WORK REQUEST: Word for word, restate the records that appear below.

EXTRACTED ENTRIES:
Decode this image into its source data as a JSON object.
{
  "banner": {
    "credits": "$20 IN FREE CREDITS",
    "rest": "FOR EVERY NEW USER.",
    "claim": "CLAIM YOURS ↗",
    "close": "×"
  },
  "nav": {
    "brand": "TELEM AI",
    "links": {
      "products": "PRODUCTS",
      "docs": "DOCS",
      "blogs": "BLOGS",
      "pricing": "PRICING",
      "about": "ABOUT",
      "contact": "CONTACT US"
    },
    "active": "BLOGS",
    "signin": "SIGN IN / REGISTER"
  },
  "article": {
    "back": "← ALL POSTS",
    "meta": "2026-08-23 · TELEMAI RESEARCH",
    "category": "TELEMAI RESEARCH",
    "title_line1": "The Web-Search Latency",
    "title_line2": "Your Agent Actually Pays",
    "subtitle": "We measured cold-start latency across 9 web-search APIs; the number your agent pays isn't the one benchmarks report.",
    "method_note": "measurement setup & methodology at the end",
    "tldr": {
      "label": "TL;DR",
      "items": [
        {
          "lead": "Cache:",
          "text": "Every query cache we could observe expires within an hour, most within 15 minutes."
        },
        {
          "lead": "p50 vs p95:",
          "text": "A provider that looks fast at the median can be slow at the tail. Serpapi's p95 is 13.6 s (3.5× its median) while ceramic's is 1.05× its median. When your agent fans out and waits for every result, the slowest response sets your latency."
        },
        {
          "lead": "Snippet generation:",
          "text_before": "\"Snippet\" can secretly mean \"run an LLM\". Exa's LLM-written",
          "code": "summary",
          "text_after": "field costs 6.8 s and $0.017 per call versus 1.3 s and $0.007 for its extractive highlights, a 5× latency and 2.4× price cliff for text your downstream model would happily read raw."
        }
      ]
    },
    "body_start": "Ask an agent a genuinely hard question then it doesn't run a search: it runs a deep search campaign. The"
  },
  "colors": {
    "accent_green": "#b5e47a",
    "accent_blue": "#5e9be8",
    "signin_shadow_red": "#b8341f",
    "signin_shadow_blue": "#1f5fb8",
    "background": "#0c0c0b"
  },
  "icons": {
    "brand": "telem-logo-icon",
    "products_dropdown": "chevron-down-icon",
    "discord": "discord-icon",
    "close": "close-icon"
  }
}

EXERCISE RESULT:
Decode this image into its source data as a JSON object.
{
  "banner": {
    "credits": "$20 IN FREE CREDITS",
    "rest": "FOR EVERY NEW USER.",
    "claim": "CLAIM YOURS ↗",
    "close": "×"
  },
  "nav": {
    "brand": "TELEM AI",
    "links": {
      "products": "PRODUCTS",
      "docs": "DOCS",
      "blogs": "BLOGS",
      "pricing": "PRICING",
      "about": "ABOUT",
      "contact": "CONTACT US"
    },
    "active": "BLOGS",
    "signin": "SIGN IN / REGISTER"
  },
  "article": {
    "back": "← ALL POSTS",
    "meta": "2026-08-23 · TELEMAI RESEARCH",
    "category": "TELEMAI RESEARCH",
    "title_line1": "The Web-Search Latency",
    "title_line2": "Your Agent Actually Pays",
    "subtitle": "We measured cold-start latency across 9 web-search APIs; the number your agent pays isn't the one benchmarks report.",
    "method_note": "measurement setup & methodology at the end",
    "tldr": {
      "label": "TL;DR",
      "items": [
        {
          "lead": "Cache:",
          "text": "Every query cache we could observe expires within an hour, most within 15 minutes."
        },
        {
          "lead": "p50 vs p95:",
          "text": "A provider that looks fast at the median can be slow at the tail. Serpapi's p95 is 13.6 s (3.5× its median) while ceramic's is 1.05× its median. When your agent fans out and waits for every result, the slowest response sets your latency."
        },
        {
          "lead": "Snippet generation:",
          "text_before": "\"Snippet\" can secretly mean \"run an LLM\". Exa's LLM-written",
          "code": "summary",
          "text_after": "field costs 6.8 s and $0.017 per call versus 1.3 s and $0.007 for its extractive highlights, a 5× latency and 2.4× price cliff for text your downstream model would happily read raw."
        }
      ]
    },
    "body_start": "Ask an agent a genuinely hard question then it doesn't run a search: it runs a deep search campaign. The"
  },
  "colors": {
    "accent_green": "#b5e47a",
    "accent_blue": "#5e9be8",
    "signin_shadow_red": "#b8341f",
    "signin_shadow_blue": "#1f5fb8",
    "background": "#0c0c0b"
  },
  "icons": {
    "brand": "telem-logo-icon",
    "products_dropdown": "chevron-down-icon",
    "discord": "discord-icon",
    "close": "close-icon"
  }
}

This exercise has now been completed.